Although polar bears have adapted well to their habitat, they are at risk of overheating. The harsh climate of the Arctic can drop below 50 degrees Celsius in the winter, and up to 20 degrees Celsius in the summer, which means polar bears have to ensure they do not overexert themselves and risk overheating.
3. Polar Bears Clean Themselves Using Snow
Polar bears engage in self-grooming, which they manage by rolling around in the snow and rubbing the dirt off. By ensuring cleanliness, their fur maintains its insulating properties, which means that after hunting for food, they often take a dip in the ocean and roll around in the snow to bring their body temperature down.
4. Polar Bears Are Fast on Land and Water
Polar bears can reach maximum speeds of 40 kilometers per hour on land, which can overexert them quite a bit, so they only use it for hunting prey.
They are also pretty fast swimmers in the ocean and can easily reach speeds of around 10 kilometers per hour. Their front paws are used to propel them deeper and faster into the water, and their back legs allow them to steer effectively. Polar bears are also sometimes called sea bears.
5. Polar Bears Are The Largest Land Carnivore
Male polar bears can easily weigh up to 770 kilograms and use their massive size to overcome prey. When food is scarce, you might find polar bears to be a fraction of their size, which is why they hibernate in winters after going on a feeding frenzy for months before.
6. Sinking Ice Caps Are Endangering Polar Bears’ Lives
Climate change is a significant factor contributing to the melting of the ice caps, which results in ice melting a few months earlier than expected. Sea-ice also starts to form later because of the temperature change, meaning polar bears have a smaller surface to hunt prey and have become limited by the lower time frame.
Seals are one of the main prey that polar bears hunt and smaller ice surfaces prevent them from effectively capturing them.
7. Polar Bears Have a Wicked Sense of Smell
These arctic bears have no problem sniffing out prey from up to 1 kilometer away, and their noses even manage to find seals hiding up to 1 meter below the snow’s surface.
8. Polar Bears Have a Lifespan of up to 30 Years
Polar bears have been a source of intrigue for many animal lovers, who have noticed that polar bears, on average, live up to 18 years of age.
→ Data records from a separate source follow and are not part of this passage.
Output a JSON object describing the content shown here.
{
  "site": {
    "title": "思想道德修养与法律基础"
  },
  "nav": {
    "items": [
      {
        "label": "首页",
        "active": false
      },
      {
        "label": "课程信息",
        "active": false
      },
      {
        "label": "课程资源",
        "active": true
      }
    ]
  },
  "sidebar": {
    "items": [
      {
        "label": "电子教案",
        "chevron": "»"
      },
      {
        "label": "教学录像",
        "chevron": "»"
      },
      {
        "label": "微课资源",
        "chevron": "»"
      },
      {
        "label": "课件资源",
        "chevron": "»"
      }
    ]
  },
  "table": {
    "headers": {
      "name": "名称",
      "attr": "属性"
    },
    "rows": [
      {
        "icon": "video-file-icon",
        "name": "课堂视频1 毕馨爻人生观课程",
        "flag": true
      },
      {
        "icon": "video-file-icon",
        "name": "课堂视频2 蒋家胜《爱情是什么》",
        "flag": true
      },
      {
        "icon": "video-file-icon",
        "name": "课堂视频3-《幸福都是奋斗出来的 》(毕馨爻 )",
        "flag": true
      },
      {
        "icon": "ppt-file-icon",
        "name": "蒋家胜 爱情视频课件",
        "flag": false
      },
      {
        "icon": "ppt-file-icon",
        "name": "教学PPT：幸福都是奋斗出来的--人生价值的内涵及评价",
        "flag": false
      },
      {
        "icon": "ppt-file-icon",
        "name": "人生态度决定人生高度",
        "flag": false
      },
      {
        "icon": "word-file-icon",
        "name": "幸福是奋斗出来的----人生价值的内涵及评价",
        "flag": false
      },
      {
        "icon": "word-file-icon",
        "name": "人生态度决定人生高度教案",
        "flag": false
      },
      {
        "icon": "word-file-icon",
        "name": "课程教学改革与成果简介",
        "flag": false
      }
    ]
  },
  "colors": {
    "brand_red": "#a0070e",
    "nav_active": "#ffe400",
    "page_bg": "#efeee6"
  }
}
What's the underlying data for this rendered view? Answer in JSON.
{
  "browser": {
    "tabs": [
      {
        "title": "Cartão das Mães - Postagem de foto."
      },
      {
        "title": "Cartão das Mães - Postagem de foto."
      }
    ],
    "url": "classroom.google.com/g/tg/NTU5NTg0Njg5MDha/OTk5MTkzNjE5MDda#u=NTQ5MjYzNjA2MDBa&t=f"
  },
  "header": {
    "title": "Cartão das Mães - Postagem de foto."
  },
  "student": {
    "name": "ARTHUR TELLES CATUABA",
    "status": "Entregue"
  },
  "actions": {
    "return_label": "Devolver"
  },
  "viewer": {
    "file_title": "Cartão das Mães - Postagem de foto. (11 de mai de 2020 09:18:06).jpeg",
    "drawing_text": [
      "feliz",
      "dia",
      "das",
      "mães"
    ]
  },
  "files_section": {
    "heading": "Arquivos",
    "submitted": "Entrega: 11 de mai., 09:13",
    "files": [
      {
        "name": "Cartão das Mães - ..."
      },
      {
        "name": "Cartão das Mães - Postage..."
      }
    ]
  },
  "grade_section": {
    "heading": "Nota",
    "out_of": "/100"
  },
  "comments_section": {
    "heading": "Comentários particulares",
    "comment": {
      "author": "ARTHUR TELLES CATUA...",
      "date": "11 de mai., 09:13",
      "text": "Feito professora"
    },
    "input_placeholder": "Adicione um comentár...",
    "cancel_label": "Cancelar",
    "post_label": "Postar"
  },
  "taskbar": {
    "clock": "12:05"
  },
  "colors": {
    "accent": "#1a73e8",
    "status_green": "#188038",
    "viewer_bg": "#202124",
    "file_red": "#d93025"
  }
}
Access to food supplies is a factor that contributes to this dwindling number, as healthier polar bears tend to live longer.
9. Female Polar Bears Produce up to 5 Litters of Cubs in Her Life
Polar bears are vulnerable as their population continues to die down, with climate change affecting available food sources. Many polar bears struggle to survive and are known to starve to death. With such a low litter count for females, it is difficult for polar bears to multiply, and two-thirds of the total population are related.
Female polar bears give birth in snow dens, usually in the winters, which means the bear cubs are safe from below-freezing temperatures. The cubs are no bigger than 30 centimeters at birth and weigh only about half a kilogram, the same size as a guinea pig.
10. Polar Bears’ Diet is Primarily Fat
Fat from seals and other animals is high in Calories, and polar bears feast on as much as they can devour, with their stomachs having a holding capacity of up to 20% of their body weight.
The average full-sized polar bear can easily consume 2 kilograms of fat per day, so they prefer seals because of the high blubber content. The high-fat meals add to their layer of fat, which acts as insulation for winters and helps them keep warm.
There are too many facts about polar bears that make them fascinating creatures for animal enthusiasts, and they are also widely regarded as adorable giants of the Arctic.